* SUPPLIED RECORDS *
________________________________________
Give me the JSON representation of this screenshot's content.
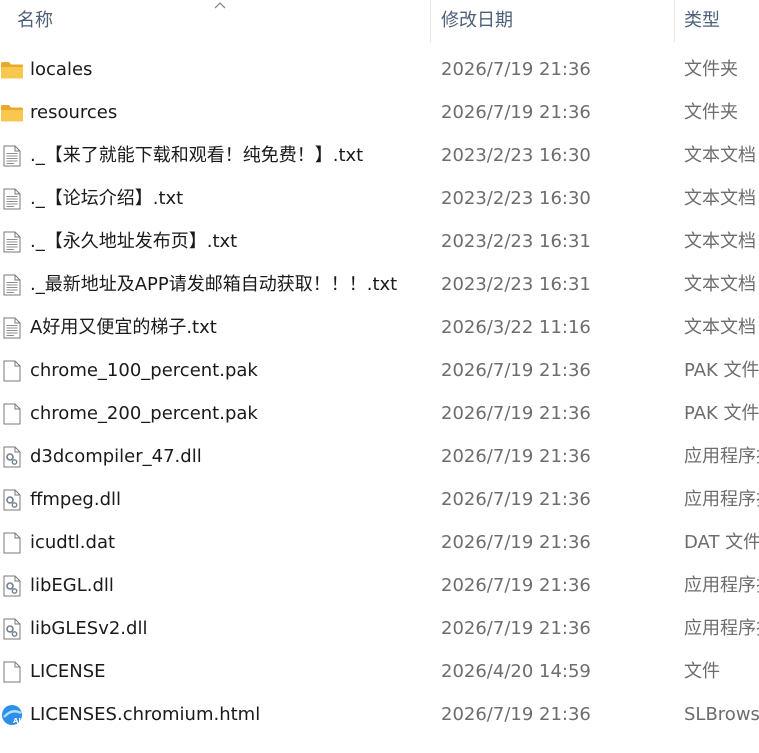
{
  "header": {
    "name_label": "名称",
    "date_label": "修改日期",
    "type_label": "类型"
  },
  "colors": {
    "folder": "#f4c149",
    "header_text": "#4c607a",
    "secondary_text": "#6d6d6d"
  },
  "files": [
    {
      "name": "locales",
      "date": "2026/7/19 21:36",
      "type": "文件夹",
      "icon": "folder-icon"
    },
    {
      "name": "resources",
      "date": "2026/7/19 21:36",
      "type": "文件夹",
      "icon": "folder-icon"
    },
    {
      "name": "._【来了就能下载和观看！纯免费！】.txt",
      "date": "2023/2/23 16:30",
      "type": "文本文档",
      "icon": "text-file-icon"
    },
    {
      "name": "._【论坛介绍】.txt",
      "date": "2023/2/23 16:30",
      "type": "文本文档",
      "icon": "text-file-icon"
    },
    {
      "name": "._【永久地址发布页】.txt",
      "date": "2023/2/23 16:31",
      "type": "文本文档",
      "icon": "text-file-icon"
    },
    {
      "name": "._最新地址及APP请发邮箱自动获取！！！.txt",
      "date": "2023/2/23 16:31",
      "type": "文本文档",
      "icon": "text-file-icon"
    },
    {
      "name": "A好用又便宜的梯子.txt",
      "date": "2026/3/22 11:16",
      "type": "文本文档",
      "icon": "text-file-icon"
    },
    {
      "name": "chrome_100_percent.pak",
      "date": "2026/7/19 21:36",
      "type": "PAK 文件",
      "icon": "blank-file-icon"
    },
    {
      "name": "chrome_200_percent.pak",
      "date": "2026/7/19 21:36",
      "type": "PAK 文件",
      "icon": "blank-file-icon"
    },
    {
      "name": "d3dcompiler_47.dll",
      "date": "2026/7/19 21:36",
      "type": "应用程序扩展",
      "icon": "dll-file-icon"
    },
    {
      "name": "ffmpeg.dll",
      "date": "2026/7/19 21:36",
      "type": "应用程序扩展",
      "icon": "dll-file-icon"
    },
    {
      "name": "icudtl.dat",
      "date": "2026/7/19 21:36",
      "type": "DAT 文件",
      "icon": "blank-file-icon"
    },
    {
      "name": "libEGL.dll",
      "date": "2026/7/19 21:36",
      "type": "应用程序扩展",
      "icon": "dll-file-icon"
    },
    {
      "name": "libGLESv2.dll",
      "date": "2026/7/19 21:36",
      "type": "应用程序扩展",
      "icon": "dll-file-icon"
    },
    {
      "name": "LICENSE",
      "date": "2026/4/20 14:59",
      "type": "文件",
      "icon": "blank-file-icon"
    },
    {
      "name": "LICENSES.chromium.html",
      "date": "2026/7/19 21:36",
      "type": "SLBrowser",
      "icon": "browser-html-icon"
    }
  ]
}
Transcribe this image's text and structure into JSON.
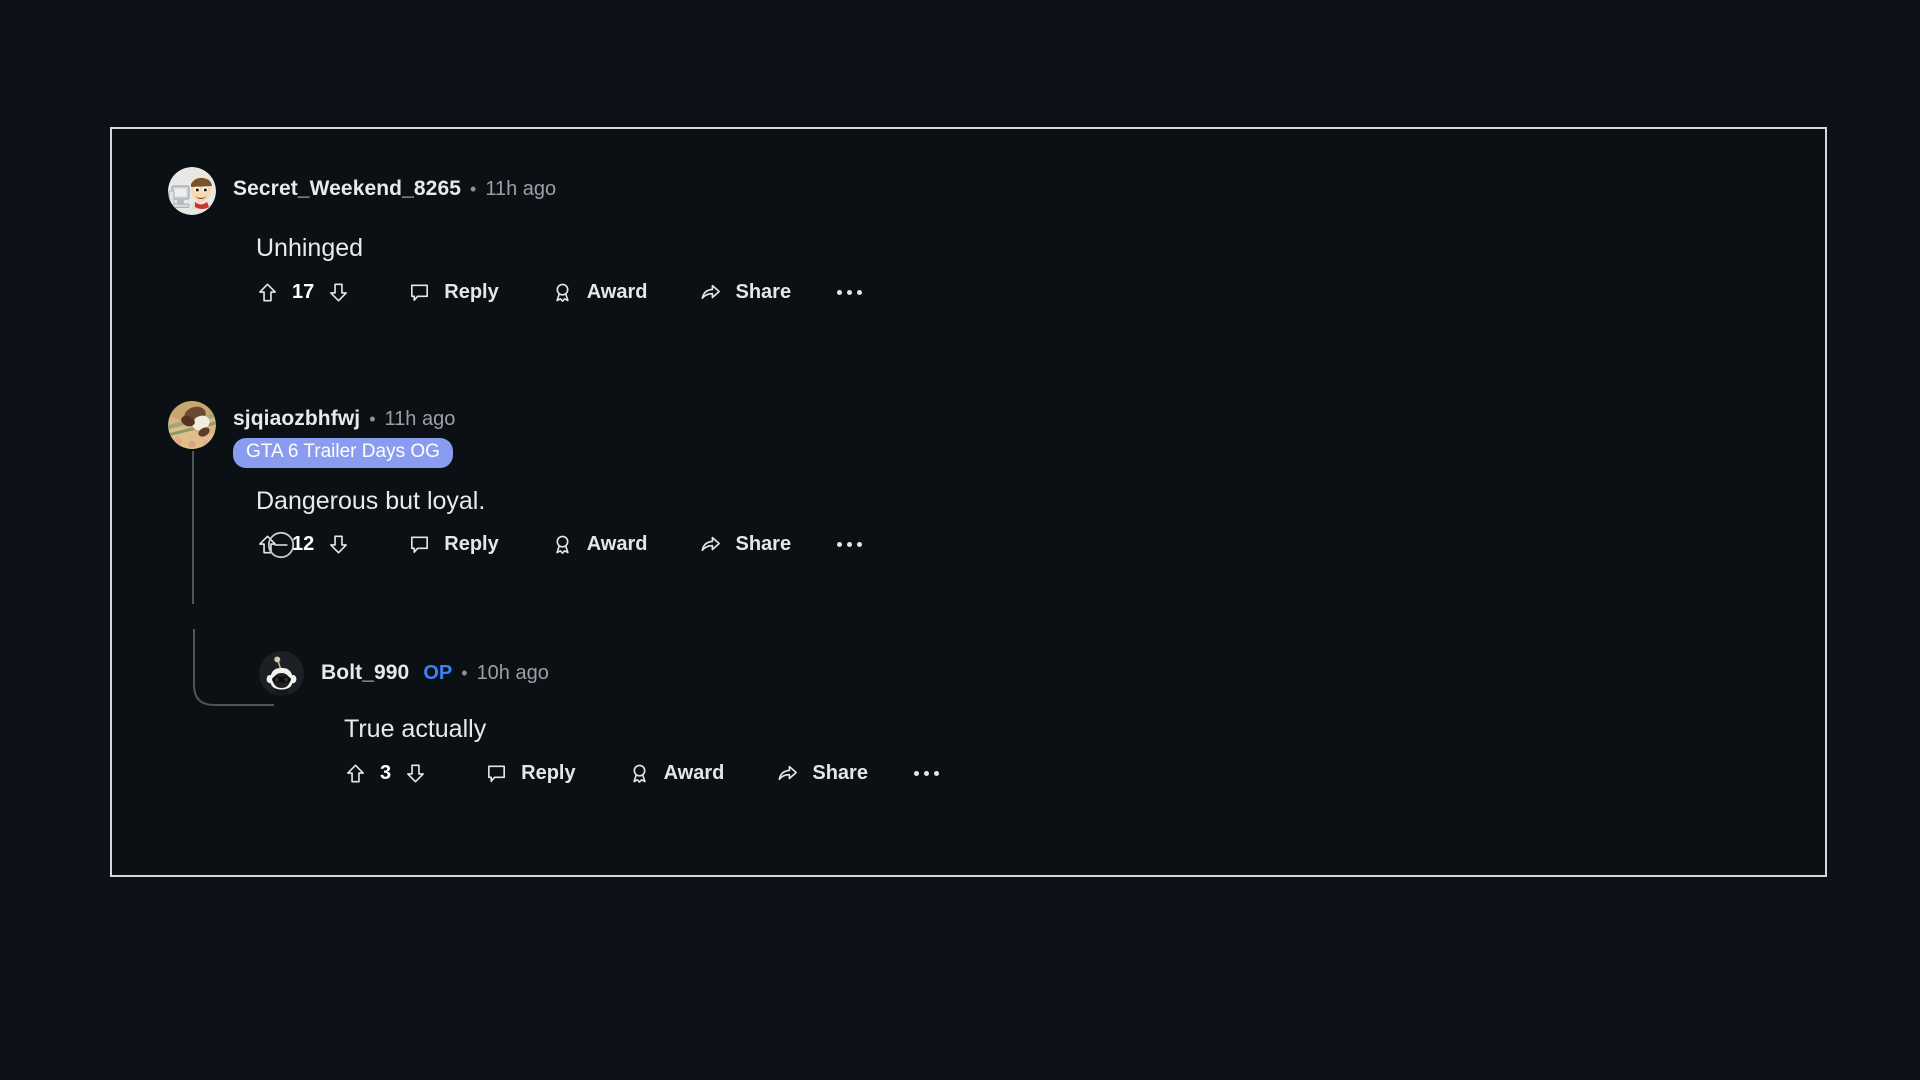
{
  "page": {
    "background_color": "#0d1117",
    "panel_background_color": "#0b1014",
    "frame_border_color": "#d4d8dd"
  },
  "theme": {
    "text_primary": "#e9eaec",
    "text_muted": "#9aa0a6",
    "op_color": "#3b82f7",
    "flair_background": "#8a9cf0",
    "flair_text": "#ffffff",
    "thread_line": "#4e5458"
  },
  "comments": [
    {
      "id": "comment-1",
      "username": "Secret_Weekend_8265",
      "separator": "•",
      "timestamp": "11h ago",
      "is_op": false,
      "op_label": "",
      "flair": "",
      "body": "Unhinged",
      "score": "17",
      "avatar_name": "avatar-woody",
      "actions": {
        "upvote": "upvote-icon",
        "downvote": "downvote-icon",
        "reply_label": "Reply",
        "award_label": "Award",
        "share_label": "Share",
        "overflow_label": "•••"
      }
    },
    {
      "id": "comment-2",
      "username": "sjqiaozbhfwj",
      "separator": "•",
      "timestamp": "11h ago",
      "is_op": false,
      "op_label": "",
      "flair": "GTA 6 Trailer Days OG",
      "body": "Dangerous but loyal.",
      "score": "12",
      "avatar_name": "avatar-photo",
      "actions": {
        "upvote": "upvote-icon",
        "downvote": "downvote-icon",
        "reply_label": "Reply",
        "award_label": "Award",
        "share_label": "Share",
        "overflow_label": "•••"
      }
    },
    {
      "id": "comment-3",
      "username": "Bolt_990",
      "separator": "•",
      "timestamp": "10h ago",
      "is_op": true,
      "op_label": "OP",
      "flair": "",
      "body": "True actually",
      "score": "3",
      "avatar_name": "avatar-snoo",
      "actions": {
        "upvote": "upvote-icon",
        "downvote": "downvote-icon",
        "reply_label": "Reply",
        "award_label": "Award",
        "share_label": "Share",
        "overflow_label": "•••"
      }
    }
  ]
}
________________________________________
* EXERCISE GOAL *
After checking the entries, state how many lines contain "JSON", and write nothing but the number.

* WRITTEN ANSWER *
2